* Your goal *
What you return must be the full data, repeated verbatim, with no pictures in it.

* Data to process *
•••
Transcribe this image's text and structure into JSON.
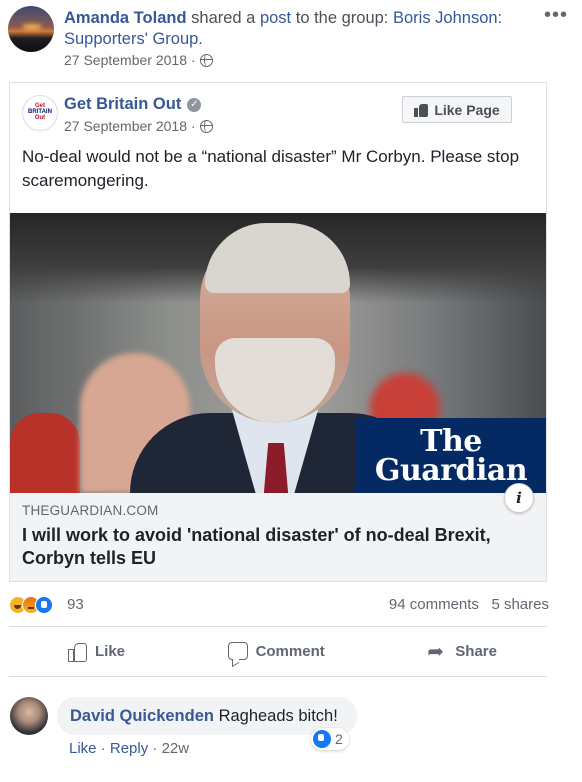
{
  "share_header": {
    "author": "Amanda Toland",
    "shared_text": "shared a",
    "post_link": "post",
    "to_text": "to the group:",
    "group_name": "Boris Johnson: Supporters' Group.",
    "date": "27 September 2018 ·",
    "more_icon": "more-dots-icon"
  },
  "page": {
    "name": "Get Britain Out",
    "avatar_lines": [
      "Get",
      "BRITAIN",
      "Out"
    ],
    "date": "27 September 2018 ·",
    "like_page_label": "Like Page",
    "post_text": "No-deal would not be a “national disaster” Mr Corbyn. Please stop scaremongering."
  },
  "link_preview": {
    "logo_line1": "The",
    "logo_line2": "Guardian",
    "info_label": "i",
    "domain": "THEGUARDIAN.COM",
    "title": "I will work to avoid 'national disaster' of no-deal Brexit, Corbyn tells EU"
  },
  "stats": {
    "reaction_count": "93",
    "comments": "94 comments",
    "shares": "5 shares",
    "reaction_icons": [
      "haha",
      "angry",
      "like"
    ]
  },
  "actions": {
    "like": "Like",
    "comment": "Comment",
    "share": "Share"
  },
  "comment": {
    "author": "David Quickenden",
    "text": "Ragheads bitch!",
    "like_label": "Like",
    "reply_label": "Reply",
    "separator1": "·",
    "separator2": "·",
    "age": "22w",
    "reaction_count": "2"
  },
  "colors": {
    "link_blue": "#365899",
    "guardian_navy": "#052962",
    "like_blue": "#1877f2"
  }
}
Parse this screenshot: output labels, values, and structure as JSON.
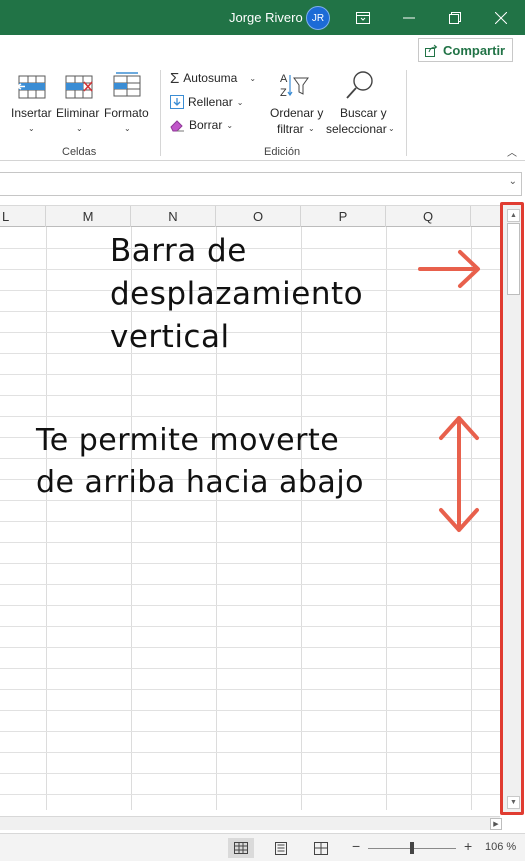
{
  "window": {
    "user_name": "Jorge Rivero",
    "user_initials": "JR",
    "title_bar_color": "#217346"
  },
  "share": {
    "label": "Compartir",
    "icon": "share-icon"
  },
  "ribbon": {
    "cells_group": {
      "label": "Celdas",
      "buttons": [
        {
          "label": "Insertar",
          "icon": "insert-cells-icon"
        },
        {
          "label": "Eliminar",
          "icon": "delete-cells-icon"
        },
        {
          "label": "Formato",
          "icon": "format-cells-icon"
        }
      ]
    },
    "edit_group": {
      "label": "Edición",
      "autosum": "Autosuma",
      "fill": "Rellenar",
      "clear": "Borrar",
      "sort_line1": "Ordenar y",
      "sort_line2": "filtrar",
      "find_line1": "Buscar y",
      "find_line2": "seleccionar"
    }
  },
  "columns": [
    "L",
    "M",
    "N",
    "O",
    "P",
    "Q"
  ],
  "annotations": {
    "top_line1": "Barra de",
    "top_line2": "desplazamiento",
    "top_line3": "vertical",
    "bottom_line1": "Te permite moverte",
    "bottom_line2": "de arriba hacia abajo",
    "arrow_color": "#e8604c",
    "highlight_color": "#e03c31"
  },
  "status": {
    "zoom_level": "106 %",
    "zoom_minus": "−",
    "zoom_plus": "+",
    "zoom_fraction": 0.54
  }
}
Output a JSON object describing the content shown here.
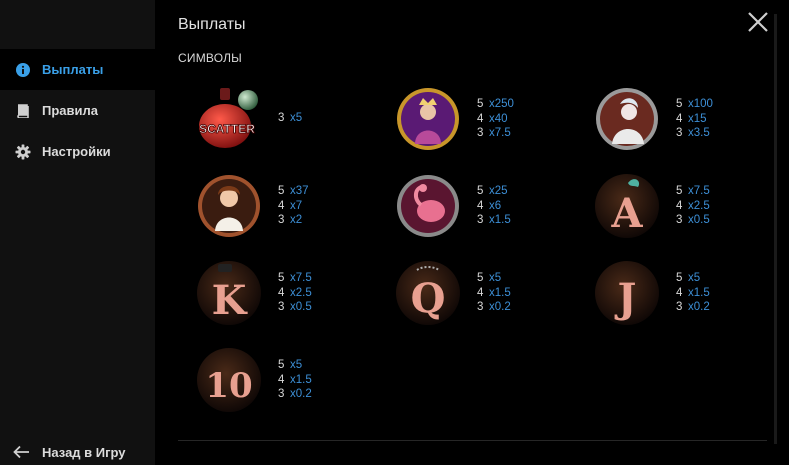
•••
* Response to this exercise *
Transcribe this image's text and structure into JSON.
{
  "share_header": {
    "author": "Amanda Toland",
    "shared_text": "shared a",
    "post_link": "post",
    "to_text": "to the group:",
    "group_name": "Boris Johnson: Supporters' Group.",
    "date": "27 September 2018 ·",
    "more_icon": "more-dots-icon"
  },
  "page": {
    "name": "Get Britain Out",
    "avatar_lines": [
      "Get",
      "BRITAIN",
      "Out"
    ],
    "date": "27 September 2018 ·",
    "like_page_label": "Like Page",
    "post_text": "No-deal would not be a “national disaster” Mr Corbyn. Please stop scaremongering."
  },
  "link_preview": {
    "logo_line1": "The",
    "logo_line2": "Guardian",
    "info_label": "i",
    "domain": "THEGUARDIAN.COM",
    "title": "I will work to avoid 'national disaster' of no-deal Brexit, Corbyn tells EU"
  },
  "stats": {
    "reaction_count": "93",
    "comments": "94 comments",
    "shares": "5 shares",
    "reaction_icons": [
      "haha",
      "angry",
      "like"
    ]
  },
  "actions": {
    "like": "Like",
    "comment": "Comment",
    "share": "Share"
  },
  "comment": {
    "author": "David Quickenden",
    "text": "Ragheads bitch!",
    "like_label": "Like",
    "reply_label": "Reply",
    "separator1": "·",
    "separator2": "·",
    "age": "22w",
    "reaction_count": "2"
  },
  "colors": {
    "link_blue": "#365899",
    "guardian_navy": "#052962",
    "like_blue": "#1877f2"
  }
}
Parse this screenshot: output labels, values, and structure as JSON.
{
  "window": {
    "user_name": "Jorge Rivero",
    "user_initials": "JR",
    "title_bar_color": "#217346"
  },
  "share": {
    "label": "Compartir",
    "icon": "share-icon"
  },
  "ribbon": {
    "cells_group": {
      "label": "Celdas",
      "buttons": [
        {
          "label": "Insertar",
          "icon": "insert-cells-icon"
        },
        {
          "label": "Eliminar",
          "icon": "delete-cells-icon"
        },
        {
          "label": "Formato",
          "icon": "format-cells-icon"
        }
      ]
    },
    "edit_group": {
      "label": "Edición",
      "autosum": "Autosuma",
      "fill": "Rellenar",
      "clear": "Borrar",
      "sort_line1": "Ordenar y",
      "sort_line2": "filtrar",
      "find_line1": "Buscar y",
      "find_line2": "seleccionar"
    }
  },
  "columns": [
    "L",
    "M",
    "N",
    "O",
    "P",
    "Q"
  ],
  "annotations": {
    "top_line1": "Barra de",
    "top_line2": "desplazamiento",
    "top_line3": "vertical",
    "bottom_line1": "Te permite moverte",
    "bottom_line2": "de arriba hacia abajo",
    "arrow_color": "#e8604c",
    "highlight_color": "#e03c31"
  },
  "status": {
    "zoom_level": "106 %",
    "zoom_minus": "−",
    "zoom_plus": "+",
    "zoom_fraction": 0.54
  }
}
Output a JSON object describing the content shown here.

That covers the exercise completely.